Volumetric Flasks 

A volumetric flask is used to make up a solution of fixed volume very accurately.  The single, rather long, narrow neck is marked (usually by a circumferential scratch or etch on the glass) at a very precise measurement. When the liquid has been added to that point (so the bottom of the meniscus is on the line), it is usually accurate to within a small fraction of a percent and highly precise.

A single flask can usually only be used for a certain measurement, e.g. a 250.00 mL flask can only be used to measure 250 mL.  Therefore, volumetric flasks come in standard sizes:  10.00 mL, 25.00 mL, 50.00 mL, 100.0 mL, 250.0 mL, 500.0 mL, etc.  A 500-mL volumetric flask measures 500 mL ± 0.2 mL. This is a relative uncertainty of 4 x 10-4 or 400 parts per million.

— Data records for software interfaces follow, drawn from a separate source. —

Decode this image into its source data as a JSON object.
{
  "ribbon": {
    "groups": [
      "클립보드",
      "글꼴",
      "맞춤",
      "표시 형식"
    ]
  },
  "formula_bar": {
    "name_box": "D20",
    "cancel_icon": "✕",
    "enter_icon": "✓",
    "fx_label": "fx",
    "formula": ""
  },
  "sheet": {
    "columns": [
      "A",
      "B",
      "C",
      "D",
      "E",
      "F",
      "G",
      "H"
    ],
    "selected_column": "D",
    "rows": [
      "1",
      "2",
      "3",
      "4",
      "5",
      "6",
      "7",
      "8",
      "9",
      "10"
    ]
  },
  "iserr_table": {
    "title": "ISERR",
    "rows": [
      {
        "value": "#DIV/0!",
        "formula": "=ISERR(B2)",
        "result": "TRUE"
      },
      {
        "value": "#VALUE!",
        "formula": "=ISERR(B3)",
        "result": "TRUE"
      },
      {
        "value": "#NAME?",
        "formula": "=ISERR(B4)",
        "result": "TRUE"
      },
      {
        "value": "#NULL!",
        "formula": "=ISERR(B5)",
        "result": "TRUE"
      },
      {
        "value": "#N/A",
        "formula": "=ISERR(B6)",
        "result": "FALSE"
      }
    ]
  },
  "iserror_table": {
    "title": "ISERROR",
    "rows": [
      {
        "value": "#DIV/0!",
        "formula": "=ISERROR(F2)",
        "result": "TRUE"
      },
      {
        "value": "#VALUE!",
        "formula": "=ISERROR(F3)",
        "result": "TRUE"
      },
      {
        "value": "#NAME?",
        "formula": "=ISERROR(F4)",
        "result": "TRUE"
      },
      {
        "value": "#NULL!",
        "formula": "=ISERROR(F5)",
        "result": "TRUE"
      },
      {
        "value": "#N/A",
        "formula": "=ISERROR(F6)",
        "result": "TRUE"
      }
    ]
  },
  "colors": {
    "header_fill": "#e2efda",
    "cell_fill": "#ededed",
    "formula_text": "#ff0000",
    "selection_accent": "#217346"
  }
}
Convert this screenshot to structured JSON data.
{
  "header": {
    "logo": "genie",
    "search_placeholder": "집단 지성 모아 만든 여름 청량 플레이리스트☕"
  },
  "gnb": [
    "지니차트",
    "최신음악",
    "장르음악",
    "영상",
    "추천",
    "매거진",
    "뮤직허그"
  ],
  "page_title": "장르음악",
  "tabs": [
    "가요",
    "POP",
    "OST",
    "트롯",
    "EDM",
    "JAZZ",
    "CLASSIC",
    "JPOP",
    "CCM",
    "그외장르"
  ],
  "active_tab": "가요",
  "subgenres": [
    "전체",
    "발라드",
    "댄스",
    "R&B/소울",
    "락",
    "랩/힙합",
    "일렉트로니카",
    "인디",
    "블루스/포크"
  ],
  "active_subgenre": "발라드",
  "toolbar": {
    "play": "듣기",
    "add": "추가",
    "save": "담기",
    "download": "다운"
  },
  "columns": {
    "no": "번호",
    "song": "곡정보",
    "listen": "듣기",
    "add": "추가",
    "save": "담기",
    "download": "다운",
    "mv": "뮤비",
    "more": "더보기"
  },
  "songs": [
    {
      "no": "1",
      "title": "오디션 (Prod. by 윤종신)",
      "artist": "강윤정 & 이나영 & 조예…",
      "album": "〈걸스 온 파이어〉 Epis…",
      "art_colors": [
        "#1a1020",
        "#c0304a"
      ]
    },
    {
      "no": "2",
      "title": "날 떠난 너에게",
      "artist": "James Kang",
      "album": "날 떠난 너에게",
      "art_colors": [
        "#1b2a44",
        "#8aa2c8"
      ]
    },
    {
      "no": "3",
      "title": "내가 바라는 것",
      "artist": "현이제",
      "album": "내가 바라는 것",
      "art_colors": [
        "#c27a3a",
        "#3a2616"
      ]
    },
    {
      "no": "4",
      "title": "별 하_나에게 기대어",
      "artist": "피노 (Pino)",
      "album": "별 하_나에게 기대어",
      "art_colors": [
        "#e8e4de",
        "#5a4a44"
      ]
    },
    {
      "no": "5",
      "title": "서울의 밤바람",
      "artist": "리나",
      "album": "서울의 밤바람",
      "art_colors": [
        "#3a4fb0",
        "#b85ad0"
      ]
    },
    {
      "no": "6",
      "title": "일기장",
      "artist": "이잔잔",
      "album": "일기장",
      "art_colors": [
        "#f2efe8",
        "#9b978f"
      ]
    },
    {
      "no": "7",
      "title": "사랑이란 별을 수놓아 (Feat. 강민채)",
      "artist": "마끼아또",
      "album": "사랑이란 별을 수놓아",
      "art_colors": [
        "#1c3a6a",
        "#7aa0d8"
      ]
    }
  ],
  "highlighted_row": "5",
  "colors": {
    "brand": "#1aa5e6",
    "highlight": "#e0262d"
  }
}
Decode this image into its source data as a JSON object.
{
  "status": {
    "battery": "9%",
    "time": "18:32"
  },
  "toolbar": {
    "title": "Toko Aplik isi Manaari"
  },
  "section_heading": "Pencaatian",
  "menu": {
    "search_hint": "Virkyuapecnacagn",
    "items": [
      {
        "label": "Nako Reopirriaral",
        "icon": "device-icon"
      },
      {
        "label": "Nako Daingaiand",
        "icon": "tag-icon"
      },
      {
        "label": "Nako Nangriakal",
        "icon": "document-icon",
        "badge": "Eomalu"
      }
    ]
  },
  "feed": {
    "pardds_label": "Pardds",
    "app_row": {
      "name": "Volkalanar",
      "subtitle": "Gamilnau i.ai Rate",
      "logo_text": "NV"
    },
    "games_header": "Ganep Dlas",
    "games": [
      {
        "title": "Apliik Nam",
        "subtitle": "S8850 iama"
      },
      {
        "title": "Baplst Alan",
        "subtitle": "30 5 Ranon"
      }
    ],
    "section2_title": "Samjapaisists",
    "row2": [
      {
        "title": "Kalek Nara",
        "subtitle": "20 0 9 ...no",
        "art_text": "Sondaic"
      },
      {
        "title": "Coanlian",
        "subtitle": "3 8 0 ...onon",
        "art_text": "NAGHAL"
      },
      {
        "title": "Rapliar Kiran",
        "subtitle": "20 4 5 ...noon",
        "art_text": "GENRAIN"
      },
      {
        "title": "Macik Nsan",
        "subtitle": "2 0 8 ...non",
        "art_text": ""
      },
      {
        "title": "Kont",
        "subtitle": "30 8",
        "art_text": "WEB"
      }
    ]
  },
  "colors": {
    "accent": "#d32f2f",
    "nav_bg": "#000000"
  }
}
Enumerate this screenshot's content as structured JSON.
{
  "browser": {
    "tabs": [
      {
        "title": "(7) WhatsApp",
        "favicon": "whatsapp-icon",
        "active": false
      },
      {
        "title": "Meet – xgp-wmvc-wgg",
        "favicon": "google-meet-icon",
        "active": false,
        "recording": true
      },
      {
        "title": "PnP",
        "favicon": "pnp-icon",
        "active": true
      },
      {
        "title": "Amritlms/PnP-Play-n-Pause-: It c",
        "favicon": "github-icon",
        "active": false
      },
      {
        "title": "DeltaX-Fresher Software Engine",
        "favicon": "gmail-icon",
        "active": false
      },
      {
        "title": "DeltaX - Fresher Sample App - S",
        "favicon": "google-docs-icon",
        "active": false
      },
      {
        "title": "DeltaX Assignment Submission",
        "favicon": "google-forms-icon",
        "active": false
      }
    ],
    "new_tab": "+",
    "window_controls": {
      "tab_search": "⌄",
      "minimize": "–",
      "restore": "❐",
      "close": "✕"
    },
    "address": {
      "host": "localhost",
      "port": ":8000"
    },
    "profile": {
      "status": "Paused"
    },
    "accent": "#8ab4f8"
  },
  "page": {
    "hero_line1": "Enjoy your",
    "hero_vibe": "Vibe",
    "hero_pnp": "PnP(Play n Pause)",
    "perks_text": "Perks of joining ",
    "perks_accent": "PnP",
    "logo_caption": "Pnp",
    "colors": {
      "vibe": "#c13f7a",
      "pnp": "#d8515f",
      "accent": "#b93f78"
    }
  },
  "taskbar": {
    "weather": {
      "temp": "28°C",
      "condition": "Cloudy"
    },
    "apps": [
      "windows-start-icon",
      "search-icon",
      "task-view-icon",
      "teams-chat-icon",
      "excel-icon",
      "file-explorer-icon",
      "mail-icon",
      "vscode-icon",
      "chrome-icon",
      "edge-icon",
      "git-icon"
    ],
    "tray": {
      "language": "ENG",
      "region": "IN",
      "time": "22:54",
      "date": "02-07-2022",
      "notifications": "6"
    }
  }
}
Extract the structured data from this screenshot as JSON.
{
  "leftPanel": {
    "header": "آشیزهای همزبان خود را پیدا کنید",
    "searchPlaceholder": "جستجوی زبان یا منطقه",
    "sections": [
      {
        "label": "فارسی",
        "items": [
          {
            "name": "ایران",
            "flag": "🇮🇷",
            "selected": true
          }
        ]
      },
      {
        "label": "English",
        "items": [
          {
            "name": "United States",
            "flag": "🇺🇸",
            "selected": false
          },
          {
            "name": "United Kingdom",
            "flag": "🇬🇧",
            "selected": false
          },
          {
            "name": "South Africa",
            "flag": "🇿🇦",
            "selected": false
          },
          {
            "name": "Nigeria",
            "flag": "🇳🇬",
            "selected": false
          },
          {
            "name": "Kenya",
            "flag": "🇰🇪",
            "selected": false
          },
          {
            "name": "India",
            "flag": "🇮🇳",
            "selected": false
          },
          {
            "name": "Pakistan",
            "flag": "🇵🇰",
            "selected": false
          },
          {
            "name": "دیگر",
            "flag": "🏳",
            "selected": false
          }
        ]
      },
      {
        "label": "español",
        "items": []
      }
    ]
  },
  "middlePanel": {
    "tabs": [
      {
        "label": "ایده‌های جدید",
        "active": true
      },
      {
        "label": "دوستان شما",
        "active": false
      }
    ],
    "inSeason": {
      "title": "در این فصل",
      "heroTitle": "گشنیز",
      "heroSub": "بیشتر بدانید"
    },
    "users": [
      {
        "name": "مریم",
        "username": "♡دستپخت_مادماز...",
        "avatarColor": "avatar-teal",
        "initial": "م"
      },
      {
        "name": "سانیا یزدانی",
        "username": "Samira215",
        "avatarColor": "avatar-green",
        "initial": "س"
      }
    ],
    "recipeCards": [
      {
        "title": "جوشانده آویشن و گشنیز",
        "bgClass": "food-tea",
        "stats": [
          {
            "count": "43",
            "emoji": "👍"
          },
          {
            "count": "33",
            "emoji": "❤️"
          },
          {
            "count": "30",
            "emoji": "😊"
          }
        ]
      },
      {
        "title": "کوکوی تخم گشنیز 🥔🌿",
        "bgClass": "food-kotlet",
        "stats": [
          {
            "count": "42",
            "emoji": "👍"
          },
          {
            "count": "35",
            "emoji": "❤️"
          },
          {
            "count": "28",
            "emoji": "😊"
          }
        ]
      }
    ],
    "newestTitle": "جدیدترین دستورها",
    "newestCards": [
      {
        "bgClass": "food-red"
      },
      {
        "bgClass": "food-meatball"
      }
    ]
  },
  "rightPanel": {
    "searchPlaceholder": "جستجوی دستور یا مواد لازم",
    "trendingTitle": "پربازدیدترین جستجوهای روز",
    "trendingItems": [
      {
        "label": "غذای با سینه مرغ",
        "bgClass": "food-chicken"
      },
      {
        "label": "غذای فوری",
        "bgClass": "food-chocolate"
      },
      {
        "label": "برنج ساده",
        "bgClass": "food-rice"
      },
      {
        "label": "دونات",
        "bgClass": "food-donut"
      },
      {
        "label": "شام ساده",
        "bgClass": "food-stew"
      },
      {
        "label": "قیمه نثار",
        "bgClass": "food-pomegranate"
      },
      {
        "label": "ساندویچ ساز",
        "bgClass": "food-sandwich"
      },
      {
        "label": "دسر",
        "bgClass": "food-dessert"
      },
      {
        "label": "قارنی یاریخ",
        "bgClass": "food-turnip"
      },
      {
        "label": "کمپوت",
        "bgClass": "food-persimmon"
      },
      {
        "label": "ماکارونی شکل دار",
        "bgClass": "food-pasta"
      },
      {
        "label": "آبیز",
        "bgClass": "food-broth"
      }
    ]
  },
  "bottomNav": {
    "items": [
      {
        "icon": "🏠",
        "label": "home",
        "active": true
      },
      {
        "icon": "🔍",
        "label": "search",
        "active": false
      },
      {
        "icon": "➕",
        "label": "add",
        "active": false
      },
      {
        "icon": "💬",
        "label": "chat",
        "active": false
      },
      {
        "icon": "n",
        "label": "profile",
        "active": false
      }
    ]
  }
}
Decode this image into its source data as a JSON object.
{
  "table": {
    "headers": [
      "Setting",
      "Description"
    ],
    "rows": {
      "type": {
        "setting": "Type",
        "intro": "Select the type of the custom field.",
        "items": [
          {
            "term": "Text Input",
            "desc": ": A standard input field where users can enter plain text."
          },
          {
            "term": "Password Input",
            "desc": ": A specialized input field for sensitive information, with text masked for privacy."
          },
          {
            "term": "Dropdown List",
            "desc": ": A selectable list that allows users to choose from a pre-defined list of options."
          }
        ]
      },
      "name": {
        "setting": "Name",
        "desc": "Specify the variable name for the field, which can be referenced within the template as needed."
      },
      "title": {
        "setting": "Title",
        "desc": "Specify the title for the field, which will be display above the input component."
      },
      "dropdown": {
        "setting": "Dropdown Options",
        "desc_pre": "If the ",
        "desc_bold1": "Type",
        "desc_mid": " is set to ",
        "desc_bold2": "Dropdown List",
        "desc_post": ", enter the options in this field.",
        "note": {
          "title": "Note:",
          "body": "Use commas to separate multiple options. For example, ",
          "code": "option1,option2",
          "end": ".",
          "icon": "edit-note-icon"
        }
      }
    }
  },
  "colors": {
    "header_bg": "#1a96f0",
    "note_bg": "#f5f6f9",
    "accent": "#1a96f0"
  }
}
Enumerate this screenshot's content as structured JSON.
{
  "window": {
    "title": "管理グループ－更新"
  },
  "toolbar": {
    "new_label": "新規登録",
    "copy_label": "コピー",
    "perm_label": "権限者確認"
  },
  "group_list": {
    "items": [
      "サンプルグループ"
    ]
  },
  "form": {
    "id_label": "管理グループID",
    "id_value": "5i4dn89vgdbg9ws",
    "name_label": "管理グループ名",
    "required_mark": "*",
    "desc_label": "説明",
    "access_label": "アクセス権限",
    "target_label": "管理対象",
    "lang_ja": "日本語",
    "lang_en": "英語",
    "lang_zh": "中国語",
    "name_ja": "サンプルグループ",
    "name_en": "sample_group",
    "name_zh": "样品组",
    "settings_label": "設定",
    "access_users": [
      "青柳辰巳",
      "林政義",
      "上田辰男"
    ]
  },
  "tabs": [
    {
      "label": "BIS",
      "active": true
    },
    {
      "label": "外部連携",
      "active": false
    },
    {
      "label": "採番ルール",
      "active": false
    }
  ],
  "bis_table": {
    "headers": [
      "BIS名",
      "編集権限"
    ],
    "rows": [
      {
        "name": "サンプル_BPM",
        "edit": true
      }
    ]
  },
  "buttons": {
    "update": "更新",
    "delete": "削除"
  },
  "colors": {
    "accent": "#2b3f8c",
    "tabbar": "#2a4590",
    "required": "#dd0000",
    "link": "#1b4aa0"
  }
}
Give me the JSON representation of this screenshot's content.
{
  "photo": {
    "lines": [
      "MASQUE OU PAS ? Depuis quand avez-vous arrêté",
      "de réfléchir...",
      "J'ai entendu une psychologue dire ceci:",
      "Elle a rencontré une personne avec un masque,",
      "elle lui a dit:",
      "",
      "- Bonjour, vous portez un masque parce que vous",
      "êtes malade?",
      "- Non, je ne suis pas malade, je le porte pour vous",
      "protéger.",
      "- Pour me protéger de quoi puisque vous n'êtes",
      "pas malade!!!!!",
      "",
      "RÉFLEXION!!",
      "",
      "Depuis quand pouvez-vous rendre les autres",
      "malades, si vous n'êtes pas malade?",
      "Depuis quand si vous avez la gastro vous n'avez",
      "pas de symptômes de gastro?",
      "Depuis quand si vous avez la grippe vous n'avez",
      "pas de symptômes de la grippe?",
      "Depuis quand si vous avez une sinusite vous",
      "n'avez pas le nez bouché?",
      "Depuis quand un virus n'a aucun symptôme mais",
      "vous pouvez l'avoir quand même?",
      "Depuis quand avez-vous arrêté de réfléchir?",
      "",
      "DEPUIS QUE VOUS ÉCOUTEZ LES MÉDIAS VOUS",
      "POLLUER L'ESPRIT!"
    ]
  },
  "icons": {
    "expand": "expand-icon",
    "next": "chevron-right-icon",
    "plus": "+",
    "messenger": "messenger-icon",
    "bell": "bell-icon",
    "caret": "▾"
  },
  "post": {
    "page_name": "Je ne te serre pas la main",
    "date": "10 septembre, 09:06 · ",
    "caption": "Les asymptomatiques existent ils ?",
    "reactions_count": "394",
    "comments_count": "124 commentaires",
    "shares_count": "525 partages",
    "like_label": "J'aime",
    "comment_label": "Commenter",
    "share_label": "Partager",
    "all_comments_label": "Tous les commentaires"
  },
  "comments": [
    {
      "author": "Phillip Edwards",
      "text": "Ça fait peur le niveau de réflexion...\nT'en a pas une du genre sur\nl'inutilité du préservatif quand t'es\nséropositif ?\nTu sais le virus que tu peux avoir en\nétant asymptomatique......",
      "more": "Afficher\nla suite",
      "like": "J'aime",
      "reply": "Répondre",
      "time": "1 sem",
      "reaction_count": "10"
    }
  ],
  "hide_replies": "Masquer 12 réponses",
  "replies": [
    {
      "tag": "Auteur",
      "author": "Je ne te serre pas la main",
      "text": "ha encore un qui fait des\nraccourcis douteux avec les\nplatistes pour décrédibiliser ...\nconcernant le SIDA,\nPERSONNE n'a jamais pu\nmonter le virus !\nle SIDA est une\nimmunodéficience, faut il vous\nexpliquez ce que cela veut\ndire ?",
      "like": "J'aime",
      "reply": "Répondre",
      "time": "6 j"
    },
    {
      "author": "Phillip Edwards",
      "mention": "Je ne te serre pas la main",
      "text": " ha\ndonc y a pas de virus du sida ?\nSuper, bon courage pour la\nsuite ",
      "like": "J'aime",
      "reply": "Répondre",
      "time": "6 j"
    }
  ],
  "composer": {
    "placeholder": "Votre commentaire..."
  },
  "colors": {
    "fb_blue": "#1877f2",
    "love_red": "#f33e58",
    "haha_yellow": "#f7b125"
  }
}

The use of a volumetric flask almost always involves containing a certain amount of a liquid, either for making solutions or diluting a liquid to the size of the flask. This is done by adding the solvent to the flask until it reaches the neck, at which point it is usually added much more slowly, via pipette or dropper. One must be careful not to add more than the amount the flask is supposed to measure; if one does so, the process may need to be repeated. This can be problematic, especially when working with expensive chemicals.

To make up a solution in a volumetric flask:

  1. Transfer the solid material into the volumetric flask (or dissolve the solid in a small amount of liquid first, and transfer that to the volumetric flask).
  2. Add solvent to below the neck portion of the flask to dissolve the solid.  If you shake the flask to help dissolve the solid, make sure the stopper is in place.
  3. After the solid is completely dissolved, very carefully fill the flask to the mark.  Move your eyes to the level of the mark on the neck of the flask and line it up so that the circle around the neck looks like a line, not an ellipse. Then add water a drop at a time until the bottom of the meniscus lines up exactly with the mark on the neck of the flask. Take care that no drops of liquid are in the neck of the flask above the mark.
  4. If the solution is heated during the dissolving process, make sure you only top it off to the line when the solution is completely cooled to room temperature, because the solution would expand at higher temperature and give you an incorrect volume. 
  5. After the final dilution, remember to mix your solution thoroughly, by inverting the flask and shaking.

 Note Label the flasks with a labeled tag or labeling tape.  Never carve or etch the glass surface with sharp objects or chemicals!